[UPDATE BELOW]: President Trump's pick to head the Environmental Protection Agency, Scott Pruitt, has spent the majority of his career fighting against the EPA, having served as an outspoken ally of the fossil fuel industry and, as Oklahoma's attorney general, repeatedly suing the agency over protective policies. So, unsurprisingly, the folks who work at the EPA are aghast at the prospect of having him as their boss, and they're lobbying their senators in hopes of getting his confirmation—set for today—blocked.

The Times reports that scientists, environmental lawyers and policy experts within the EPA are terrified that Pruitt and Trump, who denies that climate change is real, will undo the regulations set by the agency. Trump is already reportedly preparing to sign executive orders on the EPA as soon as Pruitt is confirmed, with a source inside the administration telling Inside EPA the orders could “suck the air out of the room,” which is not a great metaphor for the department in charge of keeping air breathable. It's likely at least one of the orders will have something to do with the United States' participation in the Paris climate deal, which Trump has vowed to void, because fuck it, who needs civilization?

Though it is incredibly rare for workers in a bureaucracy to attempt to block their cabinet pick, EPA workers say Pruitt, who sued the EPA at least 14 times as Oklahoma's AG, has a record showing him to be a comrade-in-arms with the anti-climate change, anti-regulation Trump administration. “E.P.A. staff are pretty careful. They’re risk-averse,” Judith Enck, who left the EPA last month, told the Times. “If people are saying and doing things like this, it’s because they’re really concerned.”

As for former EPA employees, nearly 800 have signed a letter also asking senators to block Pruitt’s nomination.

Lovers of the environment shared by all life on earth fear Pruitt will roll back Obama regulations like the Clean Power Plan and the Waters of the U.S. rule. “It seems like Trump and Pruitt want a complete reversal of what E.P.A. has done. I don’t know if there’s any other agency that’s been so reviled. So it’s in our interests to do this," EPA lawyer Nicole Cantello said.

Pruitt will probably be confirmed, with two Democratic senators— Heidi Heitkamp of North Dakota and Joe Manchin III of West Virginia—set to vote for him. Only Maine senator Susan Collins has vowed to oppose him on the Republican side. Still, Pruitt will hopefully face an uphill battle within the agency, considering the opposition to him within it. “What it means is that it’s going to be a blood bath when Pruitt gets in there,” Christine Todd Whitman, who served as EPA administrator under George W. Bush, told the Times. Civil Service laws will make it difficult for Pruitt to boot employees who disagree with his policies, but the White House can change those laws.

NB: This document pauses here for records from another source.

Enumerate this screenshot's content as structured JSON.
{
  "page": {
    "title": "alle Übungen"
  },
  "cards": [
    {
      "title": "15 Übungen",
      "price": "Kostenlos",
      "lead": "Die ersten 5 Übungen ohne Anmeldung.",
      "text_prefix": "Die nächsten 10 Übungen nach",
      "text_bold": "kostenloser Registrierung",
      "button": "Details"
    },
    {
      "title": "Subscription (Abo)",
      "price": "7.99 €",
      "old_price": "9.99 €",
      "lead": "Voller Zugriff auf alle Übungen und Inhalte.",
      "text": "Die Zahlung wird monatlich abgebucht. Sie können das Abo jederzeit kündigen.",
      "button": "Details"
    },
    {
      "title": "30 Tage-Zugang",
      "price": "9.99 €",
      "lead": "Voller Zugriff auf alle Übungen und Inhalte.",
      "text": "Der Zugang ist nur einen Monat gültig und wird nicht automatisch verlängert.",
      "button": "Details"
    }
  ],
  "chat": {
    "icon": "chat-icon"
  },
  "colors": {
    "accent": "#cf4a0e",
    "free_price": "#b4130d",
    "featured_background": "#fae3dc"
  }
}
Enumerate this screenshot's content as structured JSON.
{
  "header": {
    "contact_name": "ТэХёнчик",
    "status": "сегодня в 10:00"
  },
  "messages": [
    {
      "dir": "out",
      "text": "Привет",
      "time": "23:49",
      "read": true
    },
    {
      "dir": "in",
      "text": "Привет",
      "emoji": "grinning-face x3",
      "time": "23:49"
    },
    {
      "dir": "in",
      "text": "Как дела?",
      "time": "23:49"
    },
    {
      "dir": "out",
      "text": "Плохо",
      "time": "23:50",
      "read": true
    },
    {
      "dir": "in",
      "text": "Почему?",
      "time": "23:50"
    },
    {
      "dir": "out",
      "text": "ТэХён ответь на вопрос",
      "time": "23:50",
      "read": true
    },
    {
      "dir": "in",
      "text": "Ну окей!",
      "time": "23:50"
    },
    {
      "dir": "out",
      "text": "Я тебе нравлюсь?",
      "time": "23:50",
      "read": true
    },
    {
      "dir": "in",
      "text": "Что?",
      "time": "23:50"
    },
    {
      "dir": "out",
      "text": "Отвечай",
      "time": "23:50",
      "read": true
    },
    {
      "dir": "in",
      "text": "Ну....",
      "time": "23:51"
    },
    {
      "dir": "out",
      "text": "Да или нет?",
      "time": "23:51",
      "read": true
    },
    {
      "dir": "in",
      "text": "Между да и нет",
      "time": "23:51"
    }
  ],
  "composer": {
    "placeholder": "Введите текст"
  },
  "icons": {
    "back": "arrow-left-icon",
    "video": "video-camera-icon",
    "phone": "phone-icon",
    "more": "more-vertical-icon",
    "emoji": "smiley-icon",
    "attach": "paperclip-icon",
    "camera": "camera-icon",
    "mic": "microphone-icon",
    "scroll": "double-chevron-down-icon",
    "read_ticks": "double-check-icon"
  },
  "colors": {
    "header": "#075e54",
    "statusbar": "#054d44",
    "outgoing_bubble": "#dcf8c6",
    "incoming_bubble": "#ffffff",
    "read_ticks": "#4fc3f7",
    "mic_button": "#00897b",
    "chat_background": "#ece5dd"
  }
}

Meanwhile, an Oklahoma judge ruled yesterday that 3,000 emails Pruitt sent as Oklahoma AG must be released, a move environmental groups hope will dig deeper into his cozy relationship with fossil fuel companies. The bad news is that judge gave the AG's office until Tuesday to release those emails, and the Senate will vote on Pruitt today. Groups like Greenpeace are calling on the Senate to delay the vote until after the emails are released.

“Today’s ruling is just the sort of transparency that people have been demanding and that the Trump administration has been working desperately to cover up," Greenpeace spokesperson Travis Nichols said in a statement. "Instead of allowing the release of these documents to inform their decision, the Senate is attempting to rush through a vote. The question is, what are they afraid of? The ‘see-no-evil’ approach is not going to work for America."

Update 1:19 p.m.: Pruitt was confirmed by the Senate this afternoon, by a vote of 52 to 46.

Attorney General Eric T. Schneiderman issued the following fiery statement:

"Today, Congress confirmed a dangerously unqualified candidate to lead the EPA. Scott Pruitt has shown a deep and abiding contempt for the agency he will lead and the environmental laws he is now charged with enforcing.

“Pruitt’s record on environmental protection is shameful. He has repeatedly sued the very agency he will now lead in an effort to undermine fundamental clean air, clean water and climate change protections. Many of his lawsuits remain pending with the courts - and, troublingly, Pruitt is refusing to recuse himself from those matters.

“Job number one for the EPA is enforcing our country’s environmental laws. Yet while serving as Oklahoma Attorney General, Pruitt refused to enforce the law against companies that polluted the state's air and water, instead doing the bidding of the oil and gas industry at the expense of public health.

“Let me be clear: my office will stand firmly in the way if Scott Pruitt and the Trump administration threaten to gut the progress we’ve made in protecting our environment and tackling the dire impacts of climate change. We won’t hesitate to protect New Yorkers - even if that means stepping up enforcement ourselves, and bringing litigation against the federal government - because too much is at stake.”